MATH5175 Special Topic Applied - Infectious Disease Modelling

MATH5175 is a Special Topic in Applied Mathematics course for Honours and Postgraduate Coursework students. The topic for Semester 2, 2016 is Infectious Disease Modelling. See the course overview below.

Units of credit: 6


Cycle of offering: Topics rotate; Term 1 in Trimester.

Graduate attributes: The course will enhance your research, inquiry and analytical thinking abilities.

More information: Course outline (pdf)

The Online Handbook entry contains information about the course. (The timetable is only up-to-date if the course is being offered this year.)

If you are currently enrolled in MATH5175, you can log into UNSW Moodle for this course.

Course Overview

Infectious diseases are of increasing concern to society especially as the world becomes more connected. SARS, Ebola and more recently MERS have impacted the communities directly in which they arose, but have also concerned governments and communities elsewhere who fear cases being established in their own regions.

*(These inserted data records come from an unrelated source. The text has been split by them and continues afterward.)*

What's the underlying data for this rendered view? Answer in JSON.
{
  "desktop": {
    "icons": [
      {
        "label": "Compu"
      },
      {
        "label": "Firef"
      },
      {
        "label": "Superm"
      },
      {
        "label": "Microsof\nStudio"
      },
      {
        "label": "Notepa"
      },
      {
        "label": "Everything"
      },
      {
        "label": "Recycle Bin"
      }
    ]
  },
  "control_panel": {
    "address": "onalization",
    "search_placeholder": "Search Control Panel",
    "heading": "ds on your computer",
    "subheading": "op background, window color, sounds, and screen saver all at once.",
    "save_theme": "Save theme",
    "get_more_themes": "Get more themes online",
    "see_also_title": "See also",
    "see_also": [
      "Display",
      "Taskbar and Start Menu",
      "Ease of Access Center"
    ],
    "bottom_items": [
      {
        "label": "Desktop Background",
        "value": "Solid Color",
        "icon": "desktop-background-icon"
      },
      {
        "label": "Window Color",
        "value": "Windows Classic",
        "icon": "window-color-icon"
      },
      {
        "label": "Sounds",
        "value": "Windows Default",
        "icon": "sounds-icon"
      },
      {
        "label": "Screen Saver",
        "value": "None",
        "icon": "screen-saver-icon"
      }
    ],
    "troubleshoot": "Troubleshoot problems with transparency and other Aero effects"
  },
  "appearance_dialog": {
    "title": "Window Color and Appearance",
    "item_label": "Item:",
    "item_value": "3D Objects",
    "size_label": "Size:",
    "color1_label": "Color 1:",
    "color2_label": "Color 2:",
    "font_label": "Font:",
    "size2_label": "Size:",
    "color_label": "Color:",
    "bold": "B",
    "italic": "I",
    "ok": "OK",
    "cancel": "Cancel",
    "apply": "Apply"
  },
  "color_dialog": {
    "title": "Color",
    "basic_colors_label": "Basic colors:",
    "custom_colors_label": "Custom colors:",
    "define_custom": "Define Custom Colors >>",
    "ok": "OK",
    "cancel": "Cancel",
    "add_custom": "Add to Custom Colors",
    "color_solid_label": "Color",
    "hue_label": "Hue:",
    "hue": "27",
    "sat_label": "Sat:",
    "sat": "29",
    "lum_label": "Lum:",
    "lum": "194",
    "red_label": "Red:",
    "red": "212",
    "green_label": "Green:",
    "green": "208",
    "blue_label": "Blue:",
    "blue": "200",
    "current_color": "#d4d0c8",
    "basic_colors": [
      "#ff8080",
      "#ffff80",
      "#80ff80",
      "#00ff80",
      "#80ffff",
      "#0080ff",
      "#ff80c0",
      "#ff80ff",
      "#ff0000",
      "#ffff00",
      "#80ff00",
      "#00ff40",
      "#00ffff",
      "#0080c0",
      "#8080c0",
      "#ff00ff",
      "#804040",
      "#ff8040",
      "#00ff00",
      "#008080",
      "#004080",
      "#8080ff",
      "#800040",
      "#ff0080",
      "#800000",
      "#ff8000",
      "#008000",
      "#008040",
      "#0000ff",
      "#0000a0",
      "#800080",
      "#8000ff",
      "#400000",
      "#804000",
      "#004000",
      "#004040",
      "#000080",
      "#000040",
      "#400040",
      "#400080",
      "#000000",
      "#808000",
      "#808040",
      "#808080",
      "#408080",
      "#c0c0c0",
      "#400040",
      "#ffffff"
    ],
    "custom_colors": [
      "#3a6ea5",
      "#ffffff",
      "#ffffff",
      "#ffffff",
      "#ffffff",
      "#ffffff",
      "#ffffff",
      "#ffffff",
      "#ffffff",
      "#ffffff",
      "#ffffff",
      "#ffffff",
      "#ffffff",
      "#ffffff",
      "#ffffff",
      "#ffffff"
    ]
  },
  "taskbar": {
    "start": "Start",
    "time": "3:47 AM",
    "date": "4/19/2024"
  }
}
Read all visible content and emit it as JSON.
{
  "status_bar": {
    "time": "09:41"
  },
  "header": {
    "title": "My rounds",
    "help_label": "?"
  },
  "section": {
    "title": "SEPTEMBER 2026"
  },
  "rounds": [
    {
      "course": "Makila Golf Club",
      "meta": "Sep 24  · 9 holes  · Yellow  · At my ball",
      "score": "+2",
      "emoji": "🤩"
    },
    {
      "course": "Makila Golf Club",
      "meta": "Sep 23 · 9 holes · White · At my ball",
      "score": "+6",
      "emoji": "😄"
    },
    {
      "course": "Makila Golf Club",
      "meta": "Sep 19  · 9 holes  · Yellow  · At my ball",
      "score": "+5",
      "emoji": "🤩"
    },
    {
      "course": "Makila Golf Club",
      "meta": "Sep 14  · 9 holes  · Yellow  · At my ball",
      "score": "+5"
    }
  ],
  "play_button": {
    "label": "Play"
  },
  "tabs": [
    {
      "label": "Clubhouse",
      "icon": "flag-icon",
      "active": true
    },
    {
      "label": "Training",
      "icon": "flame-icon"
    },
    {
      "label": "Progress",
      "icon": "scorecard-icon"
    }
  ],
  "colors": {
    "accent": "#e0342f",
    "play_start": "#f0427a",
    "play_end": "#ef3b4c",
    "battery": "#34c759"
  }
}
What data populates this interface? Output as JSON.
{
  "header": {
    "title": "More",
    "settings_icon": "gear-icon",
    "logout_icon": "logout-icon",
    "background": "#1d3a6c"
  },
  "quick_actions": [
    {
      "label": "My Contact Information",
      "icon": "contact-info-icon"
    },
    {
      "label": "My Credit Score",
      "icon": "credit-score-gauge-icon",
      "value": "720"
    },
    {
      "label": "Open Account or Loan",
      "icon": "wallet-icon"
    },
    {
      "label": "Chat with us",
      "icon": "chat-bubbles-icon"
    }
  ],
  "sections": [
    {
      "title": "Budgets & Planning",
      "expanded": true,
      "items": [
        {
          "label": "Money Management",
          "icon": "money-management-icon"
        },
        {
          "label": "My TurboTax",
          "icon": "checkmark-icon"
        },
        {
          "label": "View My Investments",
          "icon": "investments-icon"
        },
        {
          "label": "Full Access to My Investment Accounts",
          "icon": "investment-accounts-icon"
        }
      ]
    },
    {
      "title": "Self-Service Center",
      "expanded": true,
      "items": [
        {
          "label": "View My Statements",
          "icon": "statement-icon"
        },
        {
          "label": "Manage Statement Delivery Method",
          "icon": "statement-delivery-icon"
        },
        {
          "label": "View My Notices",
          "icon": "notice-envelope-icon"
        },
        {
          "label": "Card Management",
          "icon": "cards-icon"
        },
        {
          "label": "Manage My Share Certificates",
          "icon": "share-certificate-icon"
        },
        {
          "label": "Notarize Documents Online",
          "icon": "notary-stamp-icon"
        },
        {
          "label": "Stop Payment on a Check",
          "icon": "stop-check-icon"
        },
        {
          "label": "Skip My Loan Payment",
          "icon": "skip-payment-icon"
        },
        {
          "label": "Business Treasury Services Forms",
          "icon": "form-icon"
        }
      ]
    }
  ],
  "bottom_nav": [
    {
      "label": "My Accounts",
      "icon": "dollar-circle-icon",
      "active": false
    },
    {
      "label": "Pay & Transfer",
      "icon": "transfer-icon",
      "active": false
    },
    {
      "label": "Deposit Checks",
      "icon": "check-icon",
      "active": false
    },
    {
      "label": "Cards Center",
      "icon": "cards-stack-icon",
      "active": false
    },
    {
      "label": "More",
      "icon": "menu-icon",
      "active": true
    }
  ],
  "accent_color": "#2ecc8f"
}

More established epidemics such as HIV and malaria cause millions of deaths annually and large efforts are being expended by world health organizations and governments.

How infectious are these and other diseases? Will an outbreak of a new disease lead to an epidemic? If so how much of the population will be affected? Will quarantining people diagnosed with infection be effective? For established epidemics such as HIV what impact will a new intervention have? These and other questions highlight the dynamic nature of infectious disease epidemiology and increasingly mathematicians are tasked the job of answering them. In this course we will cover the basics of epidemiology, their dynamics, and how to address these questions. This will be done in the context of a number of diseases including HIV, hepatitis B virus, human papilloma virus and influenza. No prior biology background will be required. Outside experts who advise policy on a number of these infections will contribute to the course.